Friday, January 22, 2010

What kind of problems have I seen?

As long as I have been breeding and caring for Ball Pythons, I have seen a few problems happen in the collection.

I have had Mites, Respiratory Infections, Belly Rot, and rat injuries. In terms of breeding, I've had twisted umbilicus in the egg, dead babies in the egg, and females that have egg binding issues.

Most of these are preventable, and thru learning and experiencing them, I have to say I feel more prepared and ready for problems.

Death is also a big part of the problem arena.

Babies that just decide not to eat sometimes happen, severe bodily injuries, as well as the random death of an animal due to internal issues.

I have had deaths in the collection, but I always have necropsies done to find out what the problems are.

Over the past five years, I have only lost four animals.

One necropsy that was performed informed me that the animal in question had a liver issue, and would have died no matter what I did.

I have heard of people dropping animals and breaking their spines.
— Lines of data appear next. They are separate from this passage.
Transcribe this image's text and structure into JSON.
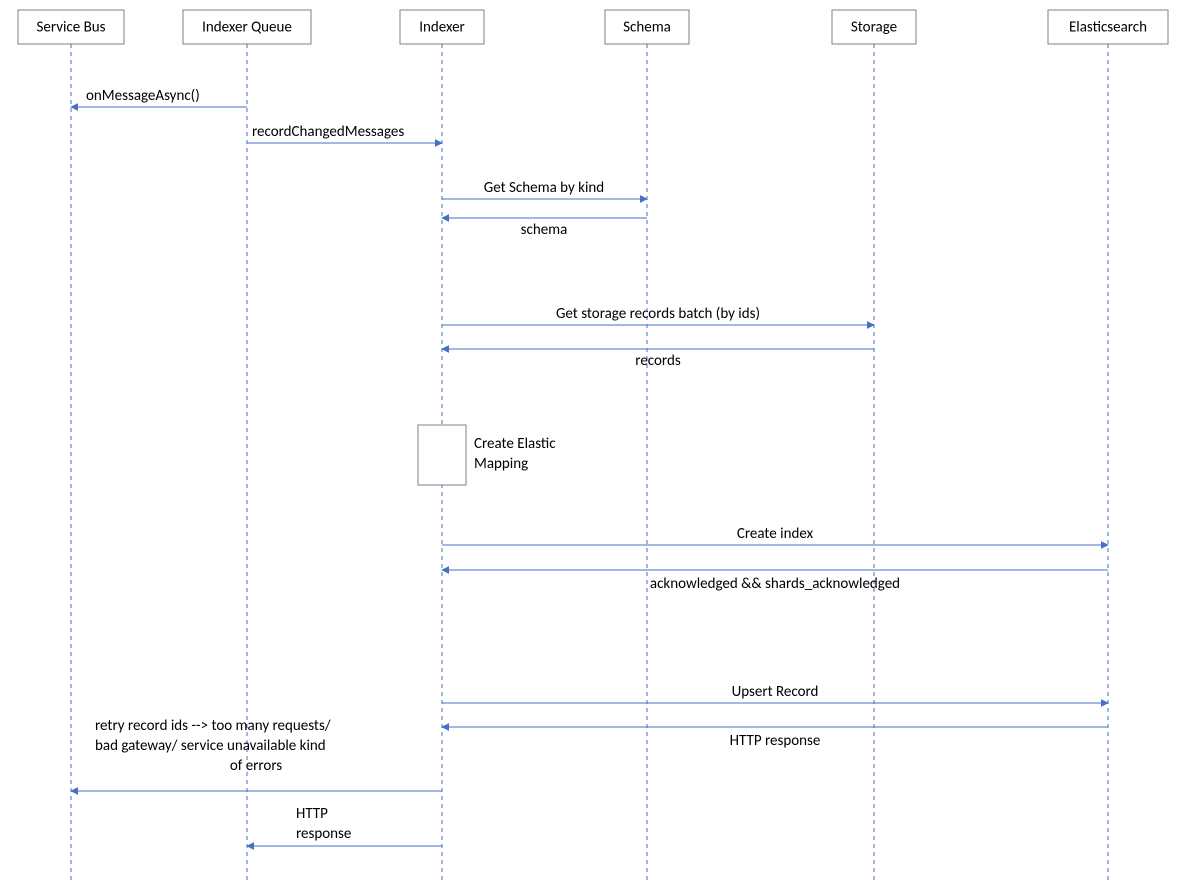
{
  "participants": {
    "service_bus": "Service Bus",
    "indexer_queue": "Indexer Queue",
    "indexer": "Indexer",
    "schema": "Schema",
    "storage": "Storage",
    "elasticsearch": "Elasticsearch"
  },
  "messages": {
    "on_message_async": "onMessageAsync()",
    "record_changed": "recordChangedMessages",
    "get_schema": "Get Schema by kind",
    "schema_resp": "schema",
    "get_storage": "Get storage records batch (by ids)",
    "records_resp": "records",
    "note_create_mapping_l1": "Create Elastic",
    "note_create_mapping_l2": "Mapping",
    "create_index": "Create index",
    "ack": "acknowledged && shards_acknowledged",
    "upsert": "Upsert Record",
    "http_resp": "HTTP response",
    "retry_l1": "retry record ids --> too many requests/",
    "retry_l2": "bad gateway/ service unavailable kind",
    "retry_l3": "of errors",
    "http_resp2_l1": "HTTP",
    "http_resp2_l2": "response"
  },
  "colors": {
    "line": "#4472C4",
    "box_stroke": "#808080"
  }
}
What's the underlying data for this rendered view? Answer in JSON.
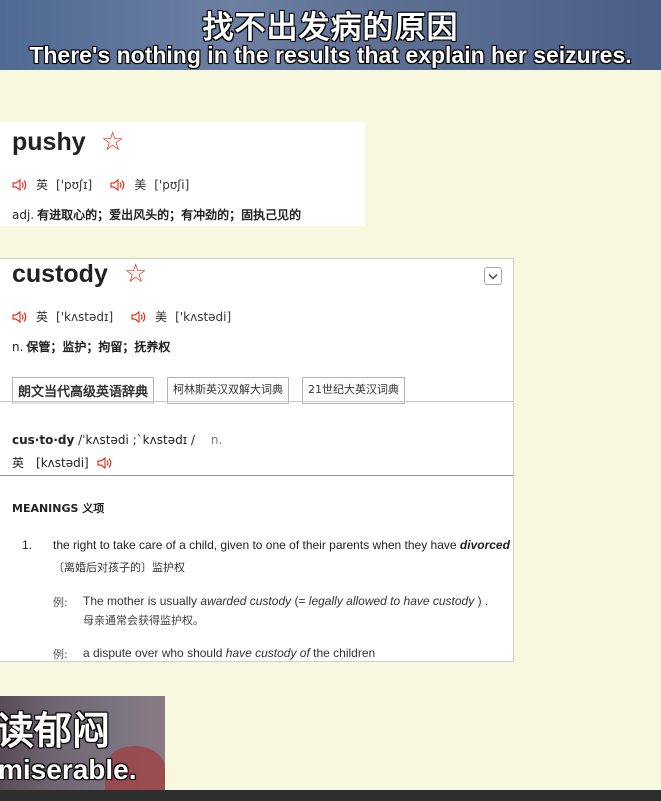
{
  "video_top": {
    "subtitle_cn": "找不出发病的原因",
    "subtitle_en": "There's nothing in the results that explain her seizures."
  },
  "pushy": {
    "headword": "pushy",
    "uk_label": "英",
    "uk_ipa": "['pʊʃɪ]",
    "us_label": "美",
    "us_ipa": "['pʊʃi]",
    "pos": "adj.",
    "definition": "有进取心的；爱出风头的；有冲劲的；固执己见的"
  },
  "custody": {
    "headword": "custody",
    "uk_label": "英",
    "uk_ipa": "['kʌstədɪ]",
    "us_label": "美",
    "us_ipa": "['kʌstədi]",
    "pos": "n.",
    "definition": "保管；监护；拘留；抚养权",
    "tabs": [
      {
        "label": "朗文当代高级英语辞典",
        "active": true
      },
      {
        "label": "柯林斯英汉双解大词典",
        "active": false
      },
      {
        "label": "21世纪大英汉词典",
        "active": false
      }
    ],
    "syllables": "cus·to·dy",
    "entry_ipa": "/ˈkʌstədi ;ˋkʌstədɪ /",
    "entry_pos": "n.",
    "entry_uk_label": "英",
    "entry_uk_ipa": "[kʌstədi]",
    "meanings_heading": "MEANINGS 义项",
    "sense_number": "1.",
    "sense_def_start": "the right to take care of a child, given to one of their parents when they have ",
    "sense_def_em": "divorced",
    "sense_cn": "〔离婚后对孩子的〕监护权",
    "examples": [
      {
        "label": "例:",
        "t1": "The mother is usually ",
        "t2": "awarded custody",
        "t3": " (= ",
        "t4": "legally allowed to have custody",
        "t5": " ) .",
        "cn": "母亲通常会获得监护权。"
      },
      {
        "label": "例:",
        "t1": "a dispute over who should ",
        "t2": "have custody of",
        "t3": " the children"
      }
    ]
  },
  "video_bottom": {
    "subtitle_cn": "读郁闷",
    "subtitle_en": "miserable."
  },
  "icons": {
    "star": "star-outline-icon",
    "speaker": "speaker-icon",
    "chevron": "chevron-down-icon"
  },
  "colors": {
    "accent_red": "#e8321e",
    "page_background": "#f7f8dd"
  }
}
I have heard of feeder rats eating snakes when left in too long. I have heard of severe belly rot and skin issues becoming necrotic and killing the animal. I have heard of deaths due to mites dehydrating an animal to the point of no return. Respiratory infections that get too deep set, and are too far involved can kill a ball python as well.

So death is a part of working with the animals.

And as the caretaker of the animals, you need to be on top of these problems. Be cautious and aware, and treat animals pre-emptively.

Be friends with your Vet. He or She will be your go-to person.

And of course, problems are going to happen.

So here are a few things I have learned from my own experiences with problems:

-Pretreat any incoming snakes for mites, whether or not you see mites on them.
-Be aware of the feeder rodents you feed if you feed live. Rats will fight back, and can do damage. The larger the rat, usually the more fight in them, and the more damage they can do.
-Hissing and popping can be signs of a problem. Keep a very close eye on animals that make funny noises.
-Get your husbandry spot on, and make sure that your humidity isn't too high in one area and too low in another. This will cause problems.
-Eggs are complicated, and treat them nicely, but know that not all of them will survive, no matter what you do.

So there you go.

Did I scare you off yet?

Don't worry, that's why I tell you these problems! So that you can forgo them and enjoy your collection without stressing out as much.

Remember this, my friends...

You are doing this to create new life. To make more beautiful animals. So take care of them as well as you can, and when you can't, ask for help. There are people out there that can and will help you, including me!

And I am going to end this weeks blog by sharing a breeding photo of the POG with a Het female.

YAY!

Have a great weekend, my friends.

2 comments:

Royal Morphz said...

Man this weeks blogs have definitely taught me things and inspired me too. Thank ya Heather.

TJ

Krystal said...

Thank goodness almost all of those problems are preventable. If something were to happen that I couldn't've done anything about, I can live with that. But if something I did caused pain and suffering...that's hard to get over.

I was looking at TSK's birthing records once, and in one season at least two of their breeder females died shortly after laying. I got scared, wondering how common this was and if there were any way to prevent it.

I think my biggest hurdle will be when the first snake in my collection dies. That's going to be terribly difficult to get over, even if it's not my fault. I realize that's just part of it, but...they're my kids....

*crosses fingers for POGs for you*

Again, thank you for being so open with us about these issues!